One of my fondest childhood memories is the ride to Grandma’s house on Christmas Eve. All of us bundled up inside the Monte Carlo, music crackling over the AM station, my mother and stepfather smoking like chimneys. I can still feel the sting in my throat, the sensation of slow asphyxiation, the desperate involuntary eye watering.
Sometimes me or one of my brothers would crack the back window just a tad, and then stretch up to the opening and suck in a breath of cold precious air. “Shut that window, it’s cold,” one or the other parent would say. It was always hard to make out who, ringed as they were in thick smoke, their voices obscured by the ringing in our little heads. Up would go the window, sealing us once again in our dark smoky tomb. Good times.
And now I read that the Tennessee Medical Association wants to make it a crime for people to smoke in vehicles they are sharing with children. It’s just the latest assault on another family tradition. Next thing you know, they’ll issue warnings advising against cooking a whole ham and then letting it sit on the stove all day long so everybody in Grandma’s house can snack at will. Sure, we all felt a little green by the end of the day, but who’s to say that wasn’t the concentrated secondhand smoke?

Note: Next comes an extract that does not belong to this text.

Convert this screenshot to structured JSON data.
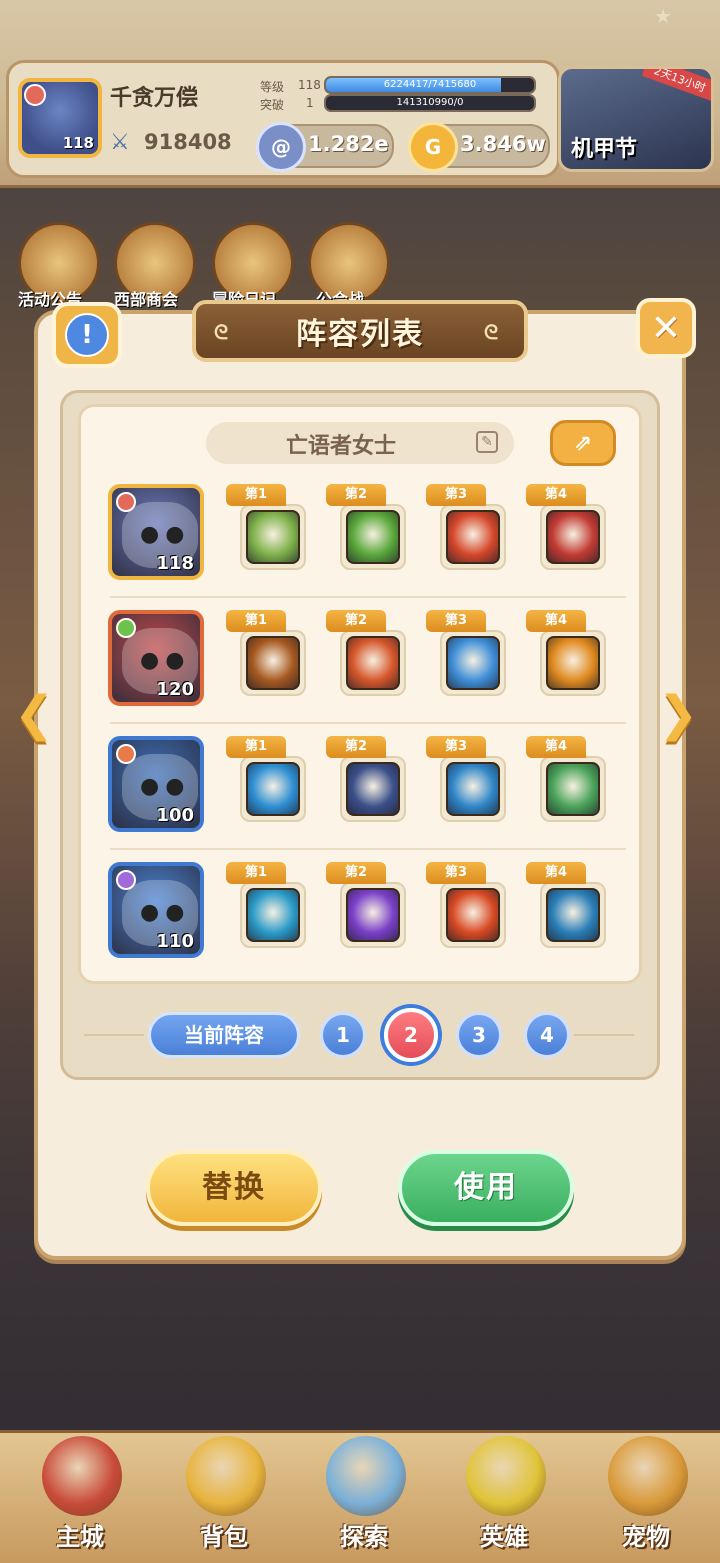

Mark my words — if we let them take away our God-given right to pickle small children in a nicotine haze, they won’t stop there. Don’t come crying to me if somebody eventually questions whether it’s wise to let children watch fourteen uninterrupted hours of television, or if tossing a baby into the air repeatedly until he throws up is harmful for his development.